-- TASK DETAILS --
Determine the number of lines in the data that include the word "this", and write only that number.

-- PROVIDED ENTRIES --
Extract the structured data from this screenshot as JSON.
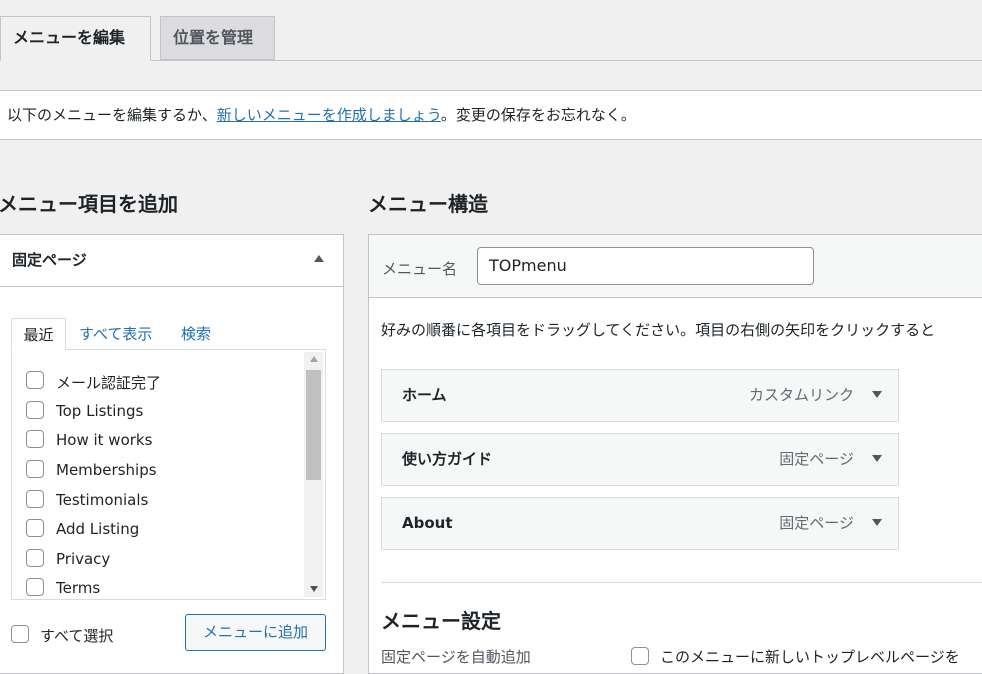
{
  "tabs": {
    "edit": "メニューを編集",
    "locations": "位置を管理"
  },
  "notice": {
    "before": "以下のメニューを編集するか、",
    "link": "新しいメニューを作成しましょう",
    "after": "。変更の保存をお忘れなく。"
  },
  "left": {
    "heading": "メニュー項目を追加",
    "panel_title": "固定ページ",
    "subtabs": {
      "recent": "最近",
      "all": "すべて表示",
      "search": "検索"
    },
    "items": [
      "メール認証完了",
      "Top Listings",
      "How it works",
      "Memberships",
      "Testimonials",
      "Add Listing",
      "Privacy",
      "Terms"
    ],
    "select_all": "すべて選択",
    "add_button": "メニューに追加"
  },
  "right": {
    "heading": "メニュー構造",
    "menu_name_label": "メニュー名",
    "menu_name_value": "TOPmenu",
    "instructions": "好みの順番に各項目をドラッグしてください。項目の右側の矢印をクリックすると",
    "menu_items": [
      {
        "title": "ホーム",
        "type": "カスタムリンク"
      },
      {
        "title": "使い方ガイド",
        "type": "固定ページ"
      },
      {
        "title": "About",
        "type": "固定ページ"
      }
    ],
    "settings_heading": "メニュー設定",
    "auto_add_label": "固定ページを自動追加",
    "auto_add_option": "このメニューに新しいトップレベルページを"
  }
}
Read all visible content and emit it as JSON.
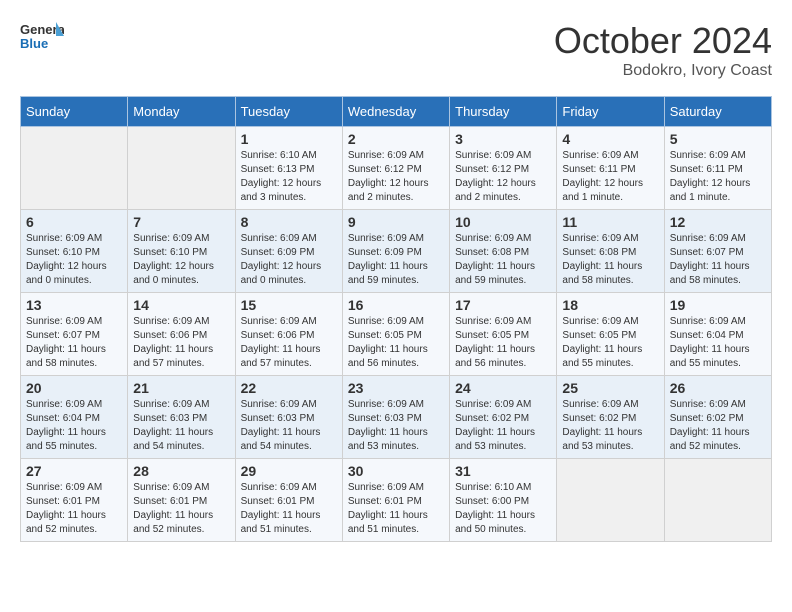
{
  "header": {
    "logo_line1": "General",
    "logo_line2": "Blue",
    "month_title": "October 2024",
    "subtitle": "Bodokro, Ivory Coast"
  },
  "weekdays": [
    "Sunday",
    "Monday",
    "Tuesday",
    "Wednesday",
    "Thursday",
    "Friday",
    "Saturday"
  ],
  "weeks": [
    [
      {
        "day": "",
        "info": ""
      },
      {
        "day": "",
        "info": ""
      },
      {
        "day": "1",
        "info": "Sunrise: 6:10 AM\nSunset: 6:13 PM\nDaylight: 12 hours\nand 3 minutes."
      },
      {
        "day": "2",
        "info": "Sunrise: 6:09 AM\nSunset: 6:12 PM\nDaylight: 12 hours\nand 2 minutes."
      },
      {
        "day": "3",
        "info": "Sunrise: 6:09 AM\nSunset: 6:12 PM\nDaylight: 12 hours\nand 2 minutes."
      },
      {
        "day": "4",
        "info": "Sunrise: 6:09 AM\nSunset: 6:11 PM\nDaylight: 12 hours\nand 1 minute."
      },
      {
        "day": "5",
        "info": "Sunrise: 6:09 AM\nSunset: 6:11 PM\nDaylight: 12 hours\nand 1 minute."
      }
    ],
    [
      {
        "day": "6",
        "info": "Sunrise: 6:09 AM\nSunset: 6:10 PM\nDaylight: 12 hours\nand 0 minutes."
      },
      {
        "day": "7",
        "info": "Sunrise: 6:09 AM\nSunset: 6:10 PM\nDaylight: 12 hours\nand 0 minutes."
      },
      {
        "day": "8",
        "info": "Sunrise: 6:09 AM\nSunset: 6:09 PM\nDaylight: 12 hours\nand 0 minutes."
      },
      {
        "day": "9",
        "info": "Sunrise: 6:09 AM\nSunset: 6:09 PM\nDaylight: 11 hours\nand 59 minutes."
      },
      {
        "day": "10",
        "info": "Sunrise: 6:09 AM\nSunset: 6:08 PM\nDaylight: 11 hours\nand 59 minutes."
      },
      {
        "day": "11",
        "info": "Sunrise: 6:09 AM\nSunset: 6:08 PM\nDaylight: 11 hours\nand 58 minutes."
      },
      {
        "day": "12",
        "info": "Sunrise: 6:09 AM\nSunset: 6:07 PM\nDaylight: 11 hours\nand 58 minutes."
      }
    ],
    [
      {
        "day": "13",
        "info": "Sunrise: 6:09 AM\nSunset: 6:07 PM\nDaylight: 11 hours\nand 58 minutes."
      },
      {
        "day": "14",
        "info": "Sunrise: 6:09 AM\nSunset: 6:06 PM\nDaylight: 11 hours\nand 57 minutes."
      },
      {
        "day": "15",
        "info": "Sunrise: 6:09 AM\nSunset: 6:06 PM\nDaylight: 11 hours\nand 57 minutes."
      },
      {
        "day": "16",
        "info": "Sunrise: 6:09 AM\nSunset: 6:05 PM\nDaylight: 11 hours\nand 56 minutes."
      },
      {
        "day": "17",
        "info": "Sunrise: 6:09 AM\nSunset: 6:05 PM\nDaylight: 11 hours\nand 56 minutes."
      },
      {
        "day": "18",
        "info": "Sunrise: 6:09 AM\nSunset: 6:05 PM\nDaylight: 11 hours\nand 55 minutes."
      },
      {
        "day": "19",
        "info": "Sunrise: 6:09 AM\nSunset: 6:04 PM\nDaylight: 11 hours\nand 55 minutes."
      }
    ],
    [
      {
        "day": "20",
        "info": "Sunrise: 6:09 AM\nSunset: 6:04 PM\nDaylight: 11 hours\nand 55 minutes."
      },
      {
        "day": "21",
        "info": "Sunrise: 6:09 AM\nSunset: 6:03 PM\nDaylight: 11 hours\nand 54 minutes."
      },
      {
        "day": "22",
        "info": "Sunrise: 6:09 AM\nSunset: 6:03 PM\nDaylight: 11 hours\nand 54 minutes."
      },
      {
        "day": "23",
        "info": "Sunrise: 6:09 AM\nSunset: 6:03 PM\nDaylight: 11 hours\nand 53 minutes."
      },
      {
        "day": "24",
        "info": "Sunrise: 6:09 AM\nSunset: 6:02 PM\nDaylight: 11 hours\nand 53 minutes."
      },
      {
        "day": "25",
        "info": "Sunrise: 6:09 AM\nSunset: 6:02 PM\nDaylight: 11 hours\nand 53 minutes."
      },
      {
        "day": "26",
        "info": "Sunrise: 6:09 AM\nSunset: 6:02 PM\nDaylight: 11 hours\nand 52 minutes."
      }
    ],
    [
      {
        "day": "27",
        "info": "Sunrise: 6:09 AM\nSunset: 6:01 PM\nDaylight: 11 hours\nand 52 minutes."
      },
      {
        "day": "28",
        "info": "Sunrise: 6:09 AM\nSunset: 6:01 PM\nDaylight: 11 hours\nand 52 minutes."
      },
      {
        "day": "29",
        "info": "Sunrise: 6:09 AM\nSunset: 6:01 PM\nDaylight: 11 hours\nand 51 minutes."
      },
      {
        "day": "30",
        "info": "Sunrise: 6:09 AM\nSunset: 6:01 PM\nDaylight: 11 hours\nand 51 minutes."
      },
      {
        "day": "31",
        "info": "Sunrise: 6:10 AM\nSunset: 6:00 PM\nDaylight: 11 hours\nand 50 minutes."
      },
      {
        "day": "",
        "info": ""
      },
      {
        "day": "",
        "info": ""
      }
    ]
  ]
}
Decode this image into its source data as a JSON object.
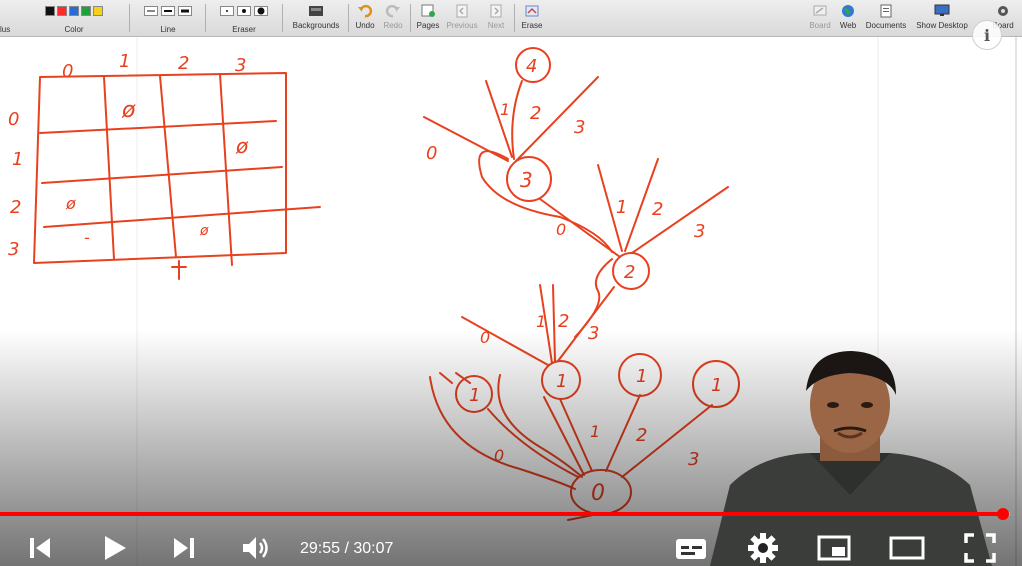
{
  "toolbar": {
    "color_label": "Color",
    "line_label": "Line",
    "eraser_label": "Eraser",
    "backgrounds_label": "Backgrounds",
    "undo_label": "Undo",
    "redo_label": "Redo",
    "pages_label": "Pages",
    "previous_label": "Previous",
    "next_label": "Next",
    "erase_label": "Erase",
    "board_label": "Board",
    "web_label": "Web",
    "documents_label": "Documents",
    "show_desktop_label": "Show Desktop",
    "right_board_label": "Board",
    "left_cut_label": "lus",
    "swatch_colors": [
      "#111111",
      "#ff2a2a",
      "#2a6cd6",
      "#1fa03a",
      "#f4d21a"
    ]
  },
  "grid": {
    "col_headers": [
      "0",
      "1",
      "2",
      "3"
    ],
    "row_headers": [
      "0",
      "1",
      "2",
      "3"
    ],
    "marks": [
      "ø",
      "ø",
      "ø",
      "-",
      "ø"
    ]
  },
  "tree": {
    "edge_labels": [
      "0",
      "1",
      "2",
      "3"
    ],
    "node_labels": [
      "4",
      "3",
      "2",
      "1",
      "1",
      "1",
      "1",
      "0"
    ]
  },
  "player": {
    "current_time": "29:55",
    "duration": "30:07",
    "time_display": "29:55 / 30:07",
    "progress": 0.9934,
    "accent": "#ff0000"
  },
  "ink_color": "#e8411f"
}
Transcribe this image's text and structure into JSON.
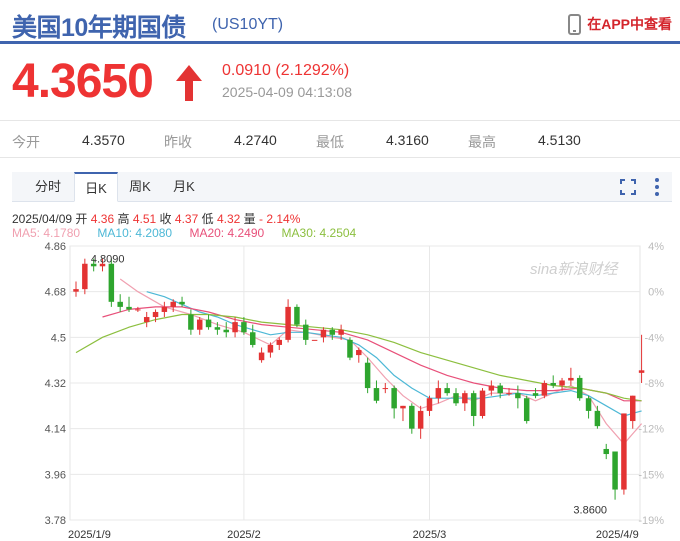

-- YOUR SOLUTION --
3